After over 12 months of speculation, negotiations, drama and more chaos than any other transfer saga in recent memory, Jadon Sancho is donning the red shirt of Manchester United.
Ole Gunnar Solskjaer has been searching for that dynamic threat on the right wing for years now, and he could hardly have snapped up a better man for the job. Sancho racked up 36 goals and 40 assists over his last two seasons with Borussia Dortmund, which is why United were prepared to shell out a cool £72.9m to sign him.
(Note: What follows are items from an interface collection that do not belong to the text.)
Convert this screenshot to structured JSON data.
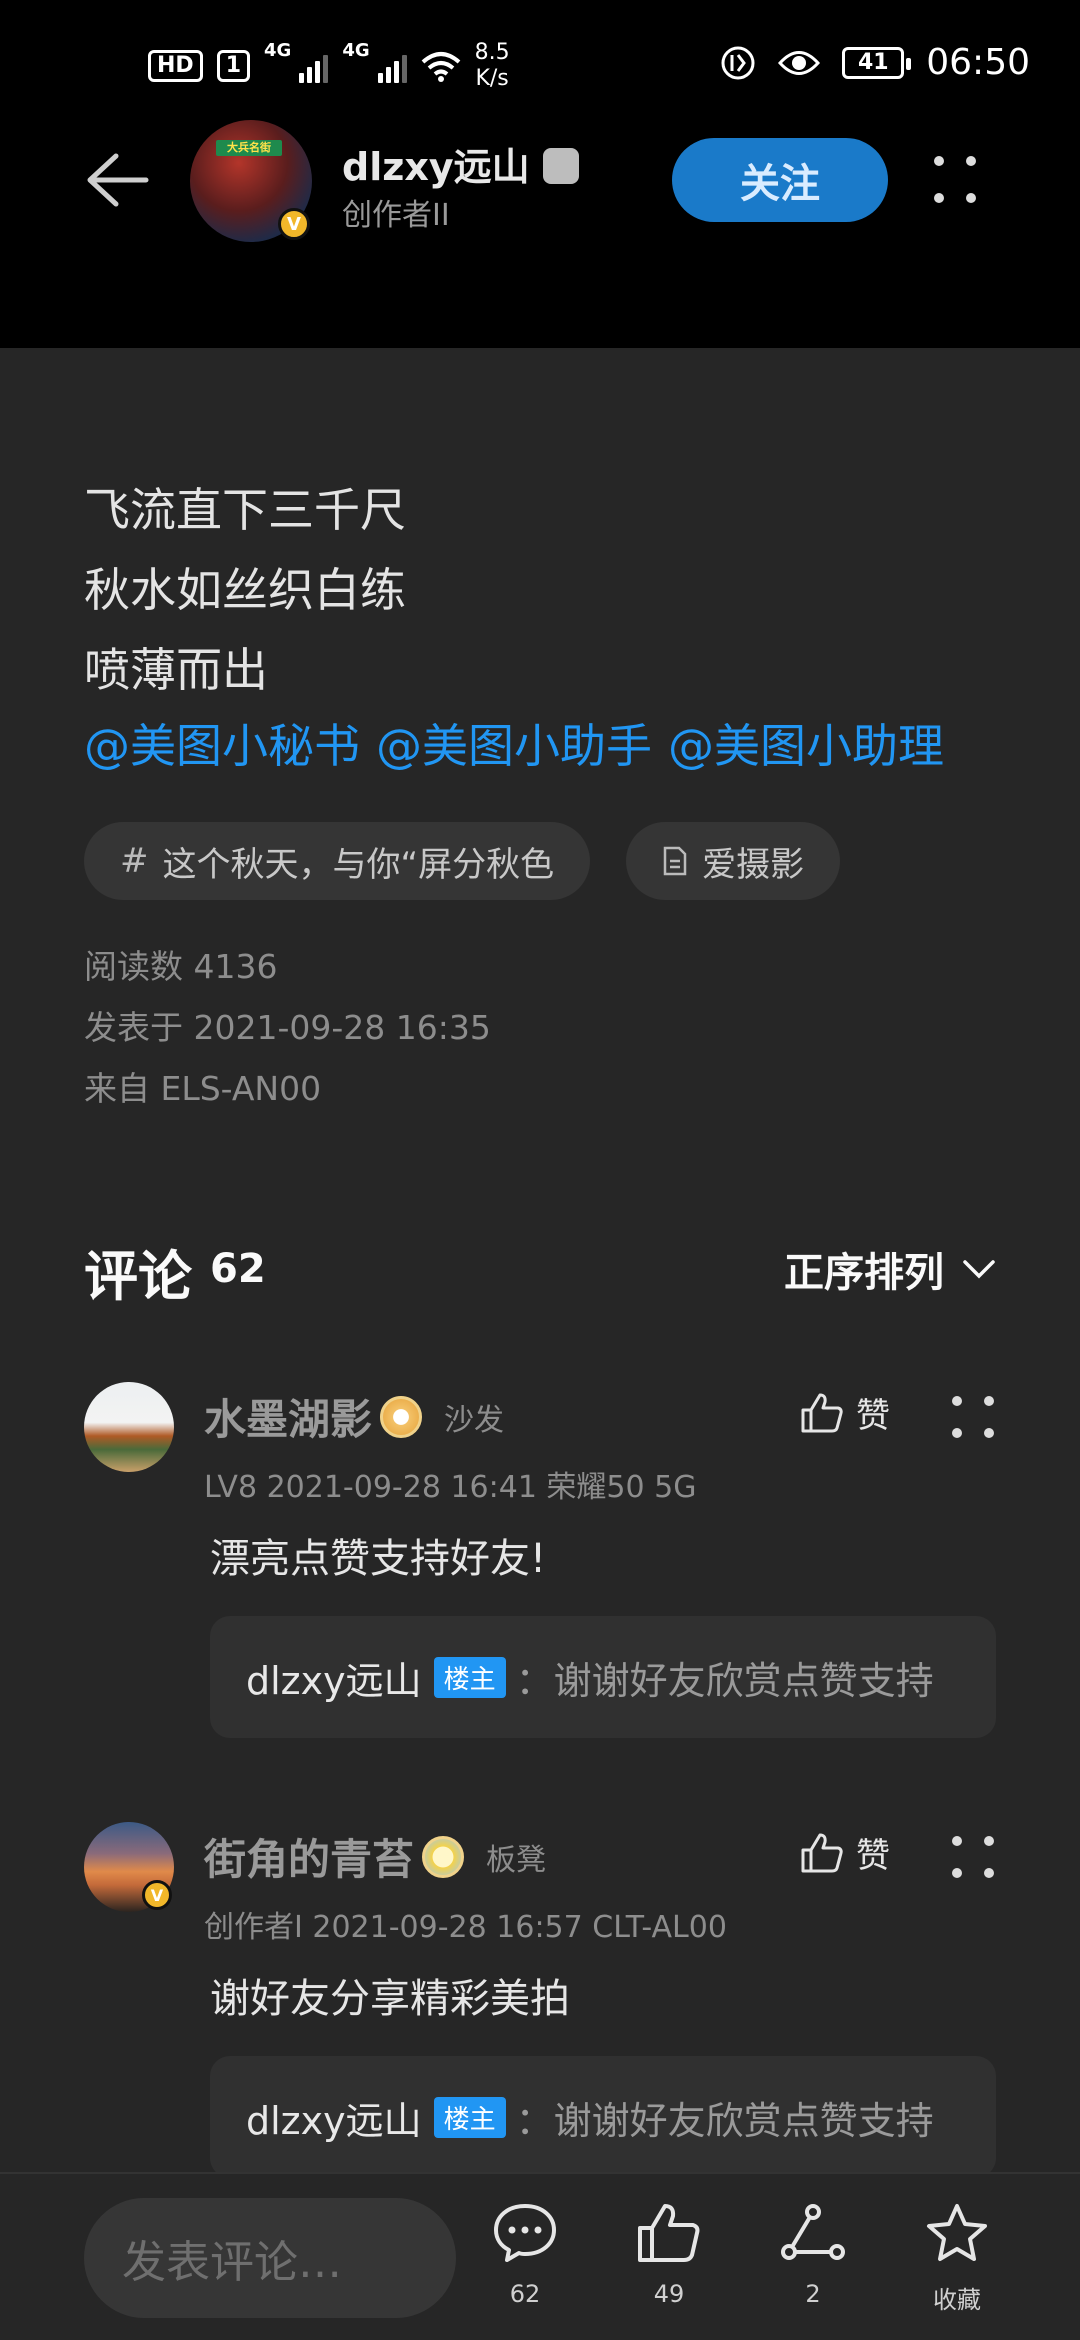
{
  "status_bar": {
    "hd": "HD",
    "sim": "1",
    "net1": "4G",
    "net2": "4G",
    "speed_value": "8.5",
    "speed_unit": "K/s",
    "battery": "41",
    "time": "06:50"
  },
  "header": {
    "author_name": "dlzxy远山",
    "author_role": "创作者II",
    "avatar_sign": "大兵名街",
    "follow_label": "关注"
  },
  "post": {
    "lines": [
      "飞流直下三千尺",
      "秋水如丝织白练",
      "喷薄而出"
    ],
    "mentions": [
      "@美图小秘书",
      "@美图小助手",
      "@美图小助理"
    ],
    "tags": [
      {
        "icon": "hashtag-icon",
        "label": "这个秋天，与你“屏分秋色"
      },
      {
        "icon": "document-icon",
        "label": "爱摄影"
      }
    ],
    "read_count": "阅读数 4136",
    "posted_at": "发表于 2021-09-28 16:35",
    "device": "来自 ELS-AN00"
  },
  "comments_header": {
    "title": "评论",
    "count": "62",
    "sort_label": "正序排列"
  },
  "comments": [
    {
      "name": "水墨湖影",
      "badge": "沙发",
      "meta": "LV8   2021-09-28 16:41   荣耀50 5G",
      "like_label": "赞",
      "text": "漂亮点赞支持好友!",
      "reply": {
        "name": "dlzxy远山",
        "owner_tag": "楼主",
        "text": "：谢谢好友欣赏点赞支持"
      }
    },
    {
      "name": "街角的青苔",
      "badge": "板凳",
      "meta": "创作者I   2021-09-28 16:57   CLT-AL00",
      "like_label": "赞",
      "text": "谢好友分享精彩美拍",
      "reply": {
        "name": "dlzxy远山",
        "owner_tag": "楼主",
        "text": "：谢谢好友欣赏点赞支持"
      }
    }
  ],
  "bottom_bar": {
    "input_placeholder": "发表评论…",
    "comment_count": "62",
    "like_count": "49",
    "share_count": "2",
    "favorite_label": "收藏"
  },
  "colors": {
    "accent": "#2196f3",
    "follow_button": "#1a7ac9",
    "background": "#262626",
    "header_background": "#000000"
  }
}
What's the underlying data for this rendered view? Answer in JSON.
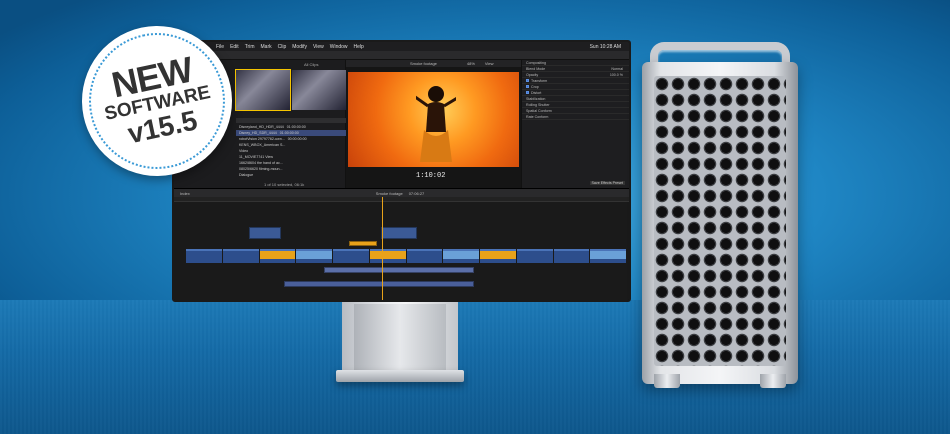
{
  "badge": {
    "line1": "NEW",
    "line2": "SOFTWARE",
    "line3": "v15.5"
  },
  "menu": {
    "items": [
      "File",
      "Edit",
      "Trim",
      "Mark",
      "Clip",
      "Modify",
      "View",
      "Window",
      "Help"
    ],
    "clock": "Sun 10:28 AM"
  },
  "browser": {
    "filter": "All Clips",
    "clips": [
      {
        "name": "Disneyland_HD_HDR_4444",
        "start": "01:00:00:00",
        "end": "01:00:0"
      },
      {
        "name": "Disney_HD_SDR_4444",
        "start": "01:00:00:00",
        "end": "01:00:0"
      },
      {
        "name": "robotVision 29797762-uwn...",
        "start": "00:00:00:00",
        "end": "00:00:0"
      },
      {
        "name": "KENS_WBOX_American S...",
        "start": "00:00:00:00",
        "end": "00:00:0"
      },
      {
        "name": "Video",
        "start": "",
        "end": ""
      },
      {
        "name": "11_MOVIE7741 View",
        "start": "00:00:00:00",
        "end": "00:00:0"
      },
      {
        "name": "1662/8604 the hand of ac...",
        "start": "00:00:00:00",
        "end": "00:00:0"
      },
      {
        "name": "08025/6620 filming-moun...",
        "start": "00:00:00:00",
        "end": "00:00:0"
      },
      {
        "name": "Dialogue",
        "start": "",
        "end": ""
      }
    ],
    "status": "1 of 10 selected, 06:1k"
  },
  "viewer": {
    "clip": "Smoke footage",
    "zoom": "48%",
    "view": "View",
    "timecode": "1:10:02"
  },
  "inspector": {
    "title": "Compositing",
    "rows": [
      "Blend Mode",
      "Opacity",
      "Transform",
      "Crop",
      "Distort",
      "Stabilization",
      "Rolling Shutter",
      "Spatial Conform",
      "Rate Conform"
    ],
    "blend": "Normal",
    "opacity": "100.0 %",
    "save_button": "Save Effects Preset"
  },
  "timeline": {
    "index": "Index",
    "project": "Smoke footage",
    "duration": "07:06:27"
  }
}
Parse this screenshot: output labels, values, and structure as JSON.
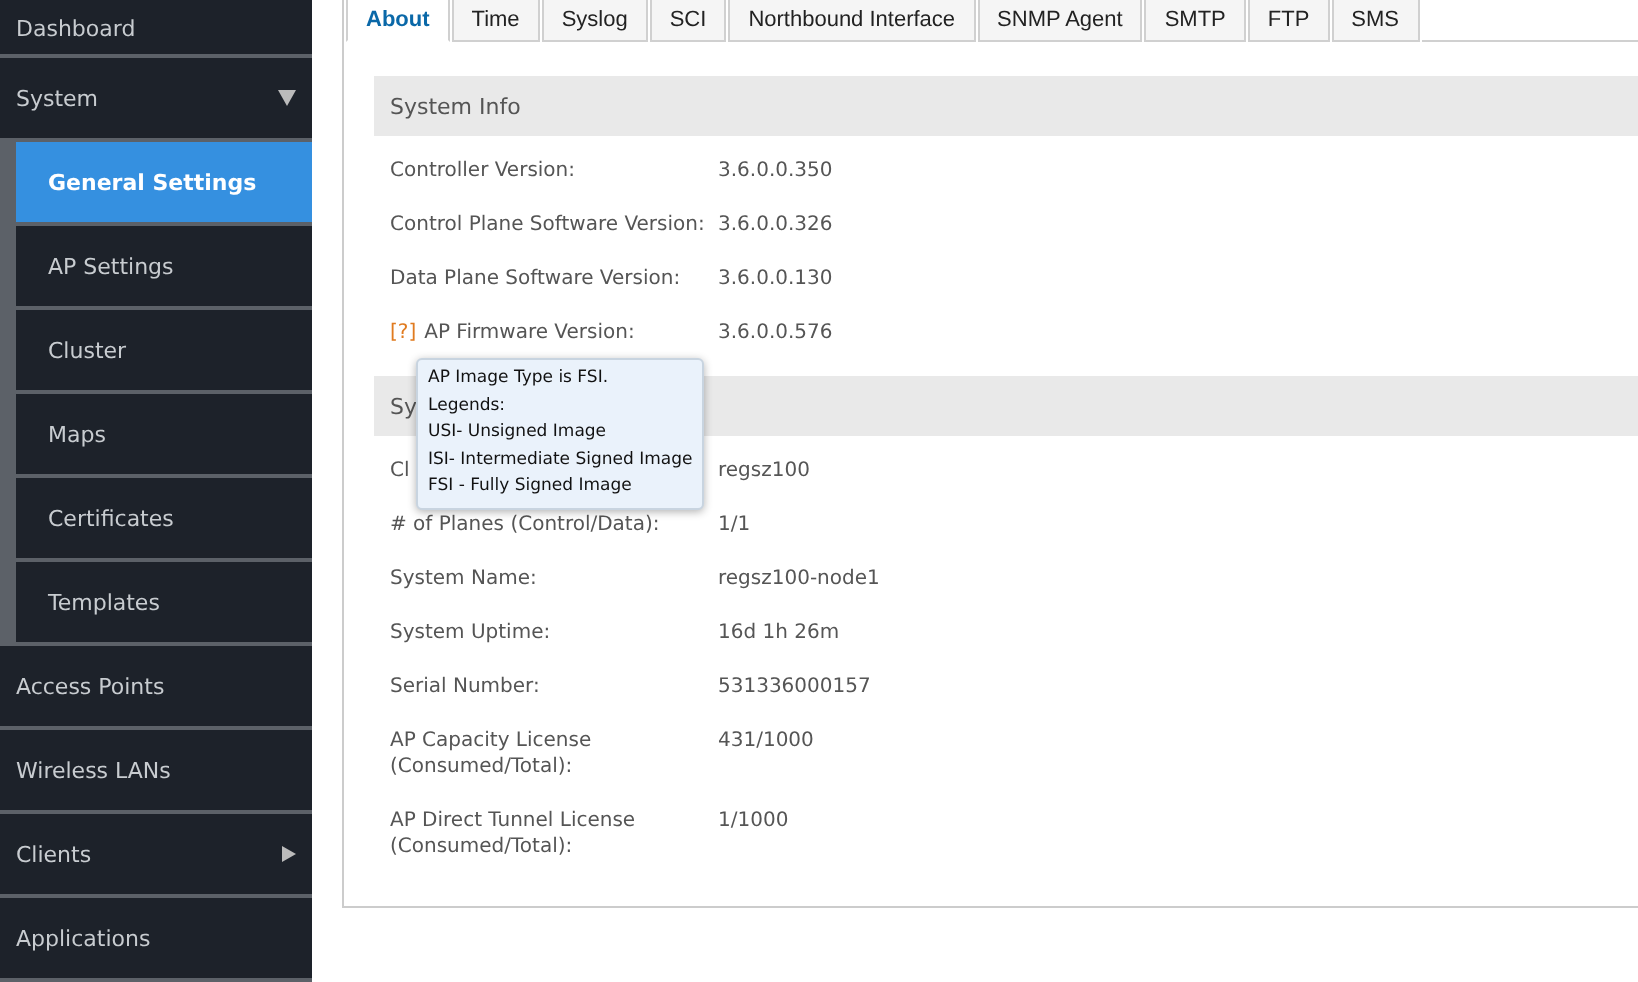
{
  "sidebar": {
    "items": [
      {
        "label": "Dashboard"
      },
      {
        "label": "System",
        "expanded": true,
        "children": [
          {
            "label": "General Settings",
            "selected": true
          },
          {
            "label": "AP Settings",
            "selected": false
          },
          {
            "label": "Cluster",
            "selected": false
          },
          {
            "label": "Maps",
            "selected": false
          },
          {
            "label": "Certificates",
            "selected": false
          },
          {
            "label": "Templates",
            "selected": false
          }
        ]
      },
      {
        "label": "Access Points"
      },
      {
        "label": "Wireless LANs"
      },
      {
        "label": "Clients",
        "expanded": false
      },
      {
        "label": "Applications"
      }
    ]
  },
  "tabs": [
    {
      "label": "About",
      "selected": true
    },
    {
      "label": "Time",
      "selected": false
    },
    {
      "label": "Syslog",
      "selected": false
    },
    {
      "label": "SCI",
      "selected": false
    },
    {
      "label": "Northbound Interface",
      "selected": false
    },
    {
      "label": "SNMP Agent",
      "selected": false
    },
    {
      "label": "SMTP",
      "selected": false
    },
    {
      "label": "FTP",
      "selected": false
    },
    {
      "label": "SMS",
      "selected": false
    }
  ],
  "sections": [
    {
      "title": "System Info",
      "rows": [
        {
          "label": "Controller Version:",
          "value": "3.6.0.0.350"
        },
        {
          "label": "Control Plane Software Version:",
          "value": "3.6.0.0.326"
        },
        {
          "label": "Data Plane Software Version:",
          "value": "3.6.0.0.130"
        },
        {
          "help": "[?]",
          "label": "AP Firmware Version:",
          "value": "3.6.0.0.576"
        }
      ]
    },
    {
      "title": "Sy",
      "rows": [
        {
          "label": "Cl",
          "value": "regsz100"
        },
        {
          "label": "# of Planes (Control/Data):",
          "value": "1/1"
        },
        {
          "label": "System Name:",
          "value": "regsz100-node1"
        },
        {
          "label": "System Uptime:",
          "value": "16d 1h 26m"
        },
        {
          "label": "Serial Number:",
          "value": "531336000157"
        },
        {
          "label": "AP Capacity License (Consumed/Total):",
          "value": "431/1000"
        },
        {
          "label": "AP Direct Tunnel License (Consumed/Total):",
          "value": "1/1000"
        }
      ]
    }
  ],
  "tooltip": {
    "lines": [
      "AP Image Type is FSI.",
      "Legends:",
      "USI- Unsigned Image",
      "ISI- Intermediate Signed Image",
      "FSI - Fully Signed Image"
    ]
  }
}
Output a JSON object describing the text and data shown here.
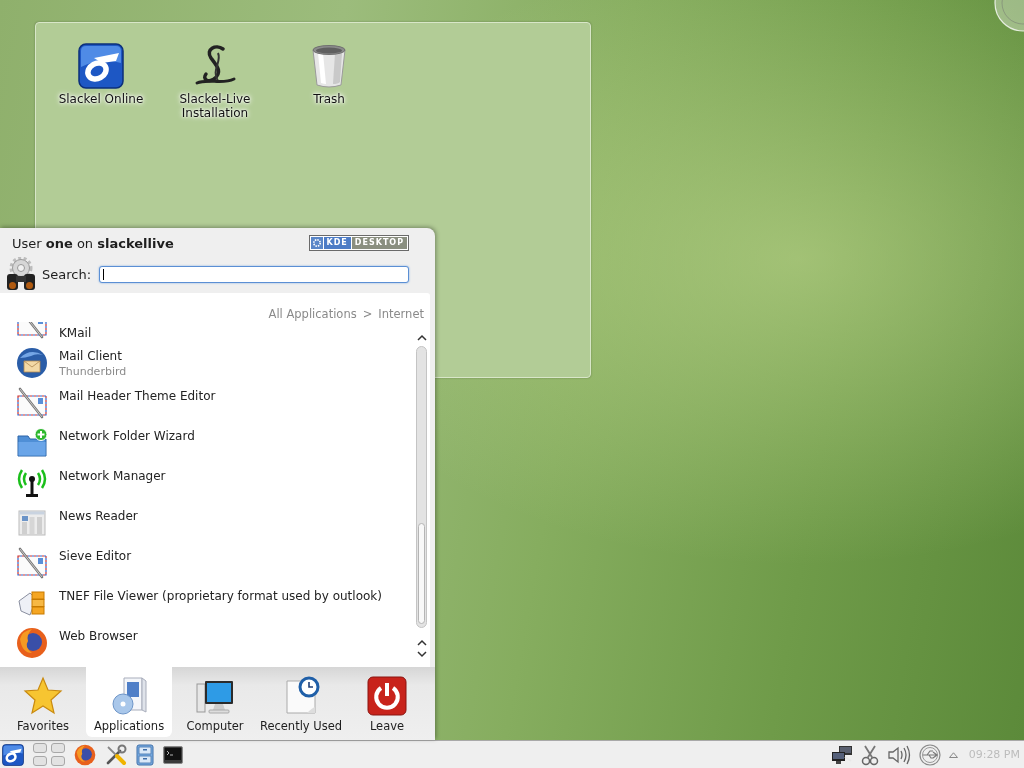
{
  "desktop": {
    "shortcuts": [
      {
        "label": "Slackel Online",
        "kind": "slackel"
      },
      {
        "label": "Slackel-Live Installation",
        "kind": "installer"
      },
      {
        "label": "Trash",
        "kind": "trash"
      }
    ]
  },
  "launcher": {
    "user_line": "User **one** on **slackellive**",
    "badge": {
      "brand": "KDE",
      "product": "DESKTOP"
    },
    "search": {
      "label": "Search:",
      "focused": true
    },
    "breadcrumb": {
      "items": [
        "All Applications",
        "Internet"
      ],
      "separator": ">"
    },
    "apps": [
      {
        "name": "KMail",
        "kind": "mail-editor"
      },
      {
        "name": "Mail Client",
        "subtitle": "Thunderbird",
        "kind": "mail-client"
      },
      {
        "name": "Mail Header Theme Editor",
        "kind": "mail-editor"
      },
      {
        "name": "Network Folder Wizard",
        "kind": "folder-add"
      },
      {
        "name": "Network Manager",
        "kind": "antenna"
      },
      {
        "name": "News Reader",
        "kind": "news"
      },
      {
        "name": "Sieve Editor",
        "kind": "mail-editor"
      },
      {
        "name": "TNEF File Viewer (proprietary format used by outlook)",
        "kind": "tnef"
      },
      {
        "name": "Web Browser",
        "kind": "browser"
      }
    ],
    "tabs": [
      {
        "label": "Favorites",
        "kind": "favorites",
        "selected": false
      },
      {
        "label": "Applications",
        "kind": "applications",
        "selected": true
      },
      {
        "label": "Computer",
        "kind": "computer",
        "selected": false
      },
      {
        "label": "Recently Used",
        "kind": "recent",
        "selected": false
      },
      {
        "label": "Leave",
        "kind": "leave",
        "selected": false
      }
    ]
  },
  "taskbar": {
    "clock": "09:28 PM"
  }
}
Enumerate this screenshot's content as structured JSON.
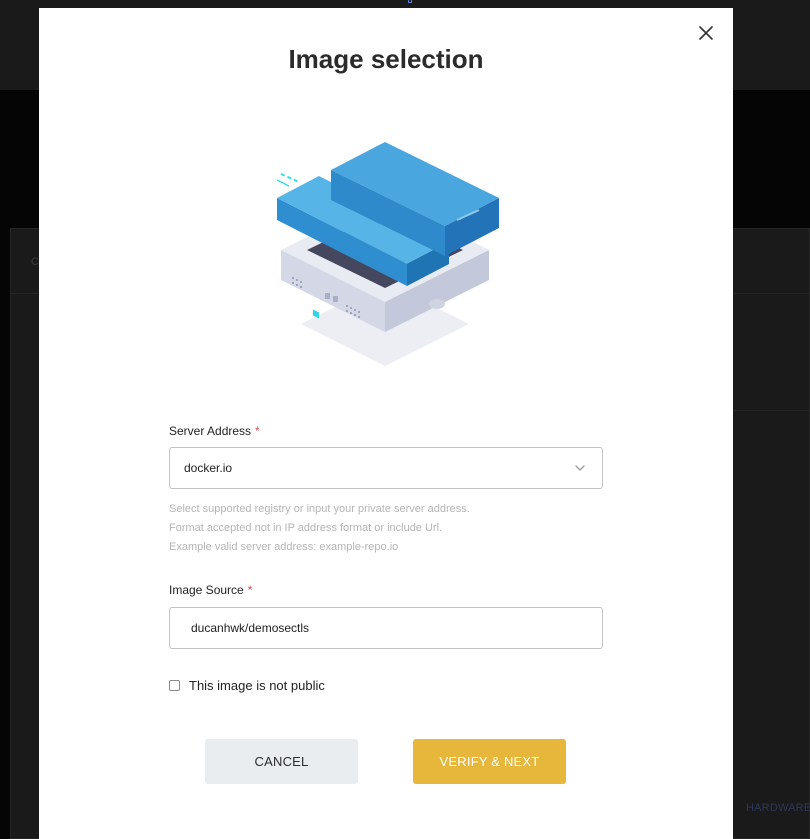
{
  "background": {
    "left_label": "C",
    "hardware_label": "HARDWARE"
  },
  "modal": {
    "title": "Image selection",
    "close_icon": "close-icon",
    "illustration_icon": "server-illustration",
    "server_address": {
      "label": "Server Address",
      "required_mark": "*",
      "value": "docker.io",
      "help_lines": [
        "Select supported registry or input your private server address.",
        "Format accepted not in IP address format or include Url.",
        "Example valid server address: example-repo.io"
      ]
    },
    "image_source": {
      "label": "Image Source",
      "required_mark": "*",
      "value": "ducanhwk/demosectls"
    },
    "not_public_checkbox": {
      "label": "This image is not public",
      "checked": false
    },
    "buttons": {
      "cancel": "CANCEL",
      "verify": "VERIFY & NEXT"
    }
  },
  "colors": {
    "primary": "#e6b73a",
    "required": "#e5484d",
    "secondary_button": "#e9edf0"
  }
}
The only question left to answer is which shirt number Sancho will take. He spent the last three years wearing the number seven, but there’s no guarantee that he will get that number at Old Trafford as Edinson Cavani already has dibs on it.
United’s seven shirt is among the most famous numbers in the planet and is usually reserved for the team’s superstar. George Best, Bryan Robson, Eric Cantona, David Beckham and Cristiano Ronaldo are just five of many giants to wear the shirt, so it’s not hard to work out why it comes with so much pressure.
Sancho could still end up with seven, but that would require Cavani to agree to switch his own number. The Uruguayan may well agree, but that all depends on whether he can find another number that satisfies him. The number nine he wore with Paris Saint-Germain is taken by Anthony Martial.
Should seven remain off the table, Sancho could opt to pursue the number 17 shirt which he chose for England duty at Euro 2020. That seems to be his preferred alternative, but again, that shirt is already taken by Fred.
Would Fred care about losing his number? He specifically selected it because he used to wear it during his days as a youngster in Brazil, but he doesn’t seem particularly attached to it. He wore eight at Shakhtar Donetsk and 35 when he first broke through at Internacional.
In terms of vacant options, Sancho could choose to go with 12, which has been out of action since Chris Smalling’s 2019 departure, although there have been plenty of rumours suggesting Sancho could opt for 16.
Writing for The National, Andy Mitten claimed 16 had already been reserved for Sancho and would likely be his preferred alternative if the famous seven shirt cannot be lured away from Cavani.
Is that because it’s close to 17? Because the digits combine to make seven? It’s anyone’s guess, really.
If none of those appeal to Sancho, he’ll be forced to go quite high with his number.
24 and 25 are both available, but if Sancho wants a seven in his number, he’d have to settle for the 37, which has exclusively been worn by young fringe players. The chances of that happening appear slim.
Expect United to speak to Cavani about switching up his number, but if the veteran forward chooses to stick with seven, Sancho might have to get creative with his shirt choice.